"If you play for one run, that's all you'll get."
Long-time Baltimore Orioles manager Earl Weaver said that in his book, Weaver on Strategy. He's of course referring to baseball, but I think that little gem applies to what the Washington Capitals are going through right now, and last night's 2-0 loss to the San Jose Sharks in particular.
The Caps, still mired in an epic scoring drought from their best players, have changed their style of play from a wide-open attack to a more defense-oriented system. They are playing very well defensively, giving up just 1.7 goals per game since the middle of December, and are fifth in the league overall in goals against per game at 2.38.
Yet here they sit, in the middle of the pack of teams trying to qualify for the playoffs. Currently, the Caps are in fifth, just seven points out of first place. But they're also just nine points from eighth. They are treading water during the time of the season where you want to start ramping up your game toward the playoffs.

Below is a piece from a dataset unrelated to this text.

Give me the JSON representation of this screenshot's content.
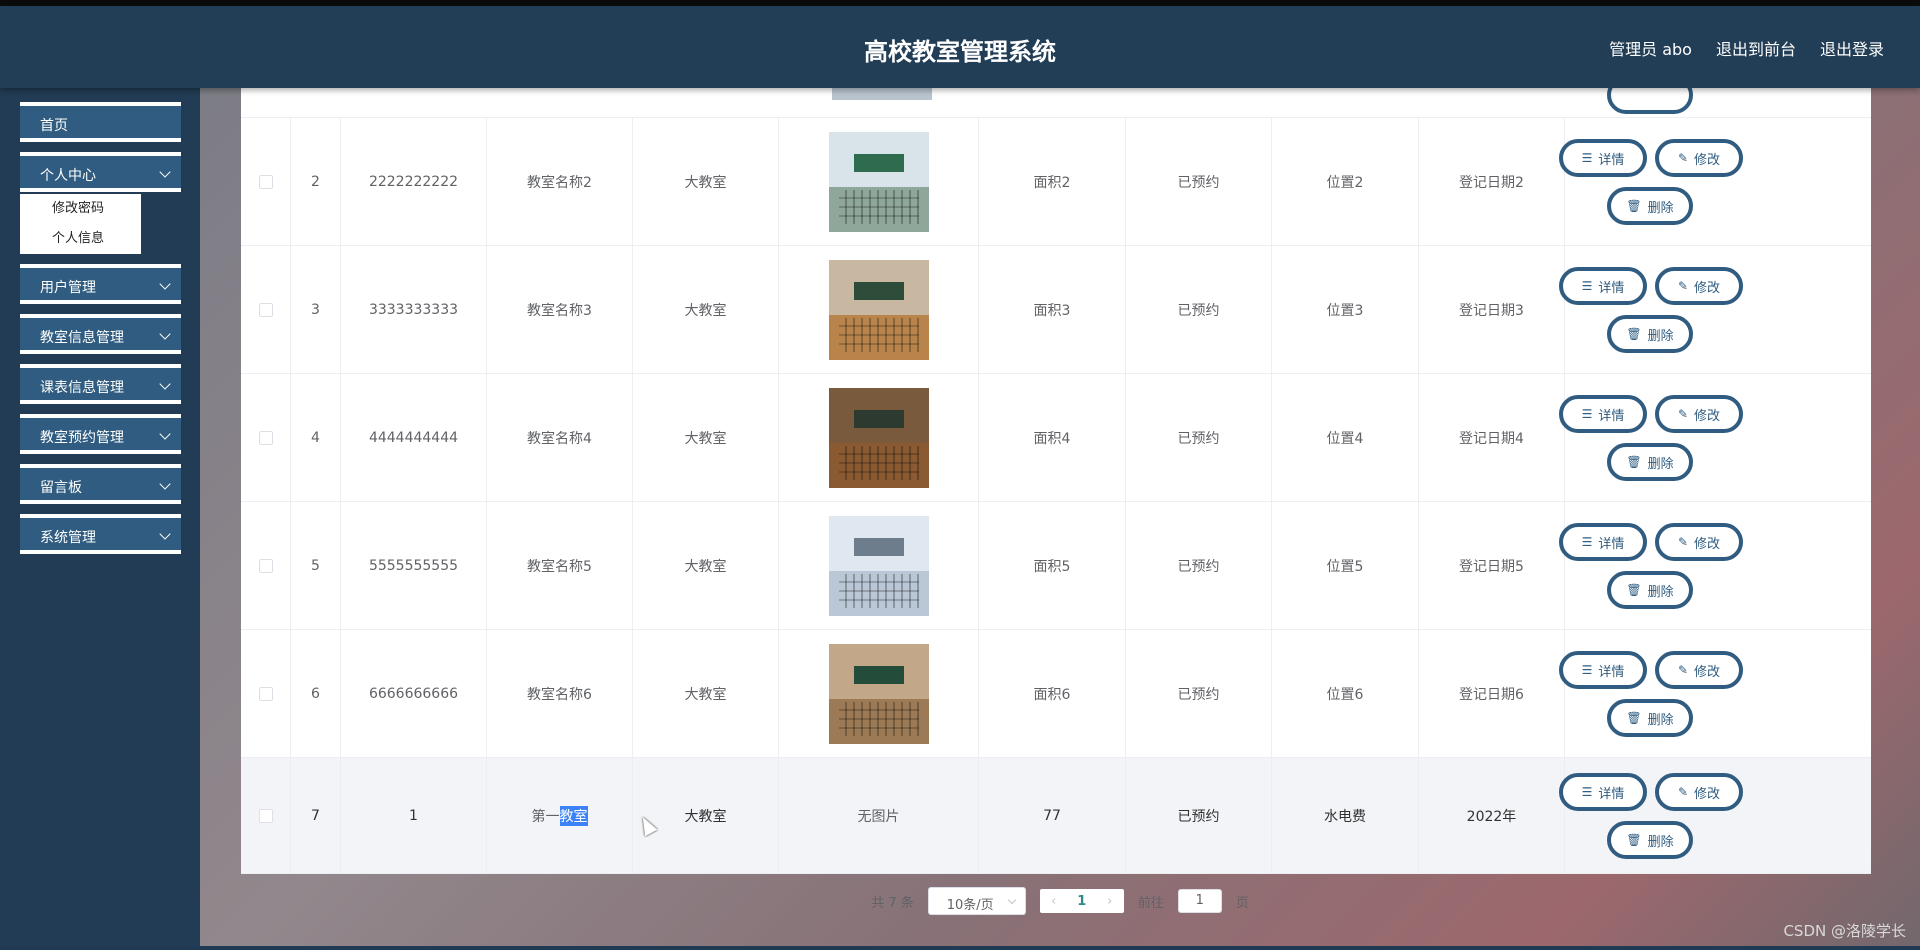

We saw an all-too-familiar script again last night. The Caps came out buzzing against the Sharks, dominating the offensive zone in the first period, but not getting enough quality chances on goal. And those that did make it through were being gobbled up by yet another average goalie, this time Antti Niemi. When the period ended in a scoreless tie, you could almost see where this one was going.
On cue, the Caps stopped doing the things they were having success with early in the game and satisfied themselves the rest of the game with mid-to-long range shots that were either off the mark or knocked down by defenders. Washington ended with 25 shots on goal (eight in the last 2:30), but had another 25 shots blocked and nine go astray.
Sounds like a few games last April, eh?
There's no margin for error playing a defensive style of hockey. If you make one mistake, you're toast. And that's exactly what happened at 11:55 of the third, when Michal Neuvirth let a soft wrist shot from Logan Couture get through him.
Look, it's hard to pin this game on Neuvy. He was excellent the first 51 minutes of the game. Both he and his coach knew though that's a stop he's got to make in a tight game. "They got a little bit lucky on that first goal," Neuvirth said. "It kind of surprised me. Goals happen. I got to be square next time.”
Coach Bruce Boudreau was more pointed in his critique.
"In the end, he played good for 51 minutes. But if you want to be a great goalie in this league, when the game is on the line, you have to be the one to stop those. I thought those goals were not of the variety that should have beaten him, but at the same time, I thought he kept us in for the first period.”
But that's what happens when you play with such a small margin of error. One mistake can cost you the game. And that's what happened last night.
Last year, if the Caps got down a goal or two, it was no big deal. That's the luxury of averaging almost four goals per game and having the league's top rated power play. My, what difference a year makes.
What kills me about all this is that the Capitals are allowing the media to dictate their style of play. They've bought in to the idea that "playoff hockey" is built around 2-1 games and that this team would never succeed in the playoffs playing the all-out attack of the last two seasons.
But a tiger can't change it's stripes.
The new system the Caps are employing certainly plays well for some of the personnel on the squad. Karl Alzner, Scott Hannan, Jeff Schultz, John Erskine; they're all flourishing in a slower, muck up the middle, defensive game. If the forwards bear more burden with defensive responsibility, it leads to fewer odd-man rushes and less stress on the defenders.
But it's neutering this team's biggest strengths. Alex Ovechkin, Nick Backstrom, Alexander Semin, Mike Green, Brooks Laich. All on pace for drastically lower totals in goals and points than career norms.
The Capitals have been shut out eight times this season. EIGHT! It's hard to even fathom it.
The Caps are 17th in the league in goals per game with just 2.69. The power play is 18th in the league. Dreadful.
This change in philosophy for the Capitals is preparing them to play a bunch of 2-1 games come springtime alright. Just hard to figure right now which end they'll be on.